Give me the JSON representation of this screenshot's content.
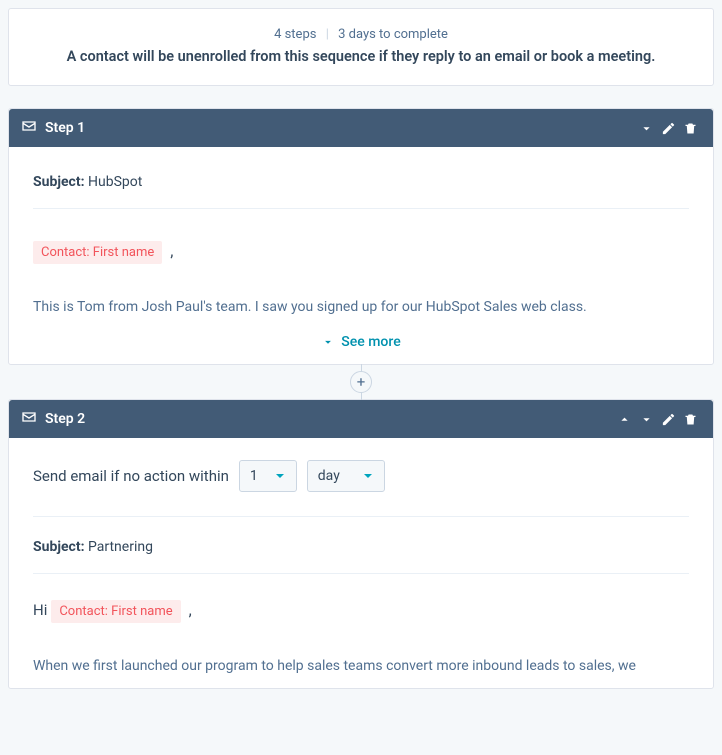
{
  "summary": {
    "steps": "4 steps",
    "duration": "3 days to complete",
    "message": "A contact will be unenrolled from this sequence if they reply to an email or book a meeting."
  },
  "step1": {
    "title": "Step 1",
    "subject_label": "Subject:",
    "subject_value": "HubSpot",
    "token": "Contact: First name",
    "comma": ",",
    "preview": "This is Tom from Josh Paul's team. I saw you signed up for our HubSpot Sales web class.",
    "see_more": "See more"
  },
  "step2": {
    "title": "Step 2",
    "wait_label": "Send email if no action within",
    "wait_value": "1",
    "wait_unit": "day",
    "subject_label": "Subject:",
    "subject_value": "Partnering",
    "greeting": "Hi",
    "token": "Contact: First name",
    "comma": ",",
    "preview": "When we first launched our program to help sales teams convert more inbound leads to sales, we"
  }
}
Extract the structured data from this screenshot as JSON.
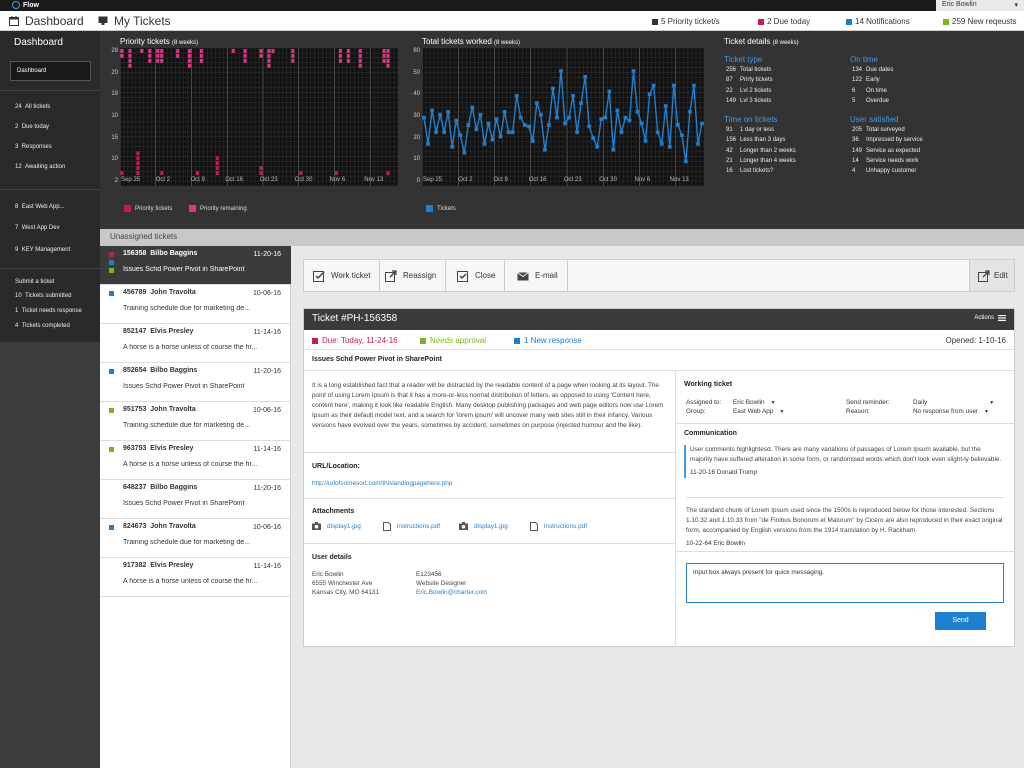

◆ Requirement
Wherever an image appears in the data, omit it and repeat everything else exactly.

◆ Answer section
Give me the JSON representation of this screenshot's content.
{
  "summary": {
    "steps": "4 steps",
    "duration": "3 days to complete",
    "message": "A contact will be unenrolled from this sequence if they reply to an email or book a meeting."
  },
  "step1": {
    "title": "Step 1",
    "subject_label": "Subject:",
    "subject_value": "HubSpot",
    "token": "Contact: First name",
    "comma": ",",
    "preview": "This is Tom from Josh Paul's team. I saw you signed up for our HubSpot Sales web class.",
    "see_more": "See more"
  },
  "step2": {
    "title": "Step 2",
    "wait_label": "Send email if no action within",
    "wait_value": "1",
    "wait_unit": "day",
    "subject_label": "Subject:",
    "subject_value": "Partnering",
    "greeting": "Hi",
    "token": "Contact: First name",
    "comma": ",",
    "preview": "When we first launched our program to help sales teams convert more inbound leads to sales, we"
  }
}
Extract the structured data from this screenshot as JSON.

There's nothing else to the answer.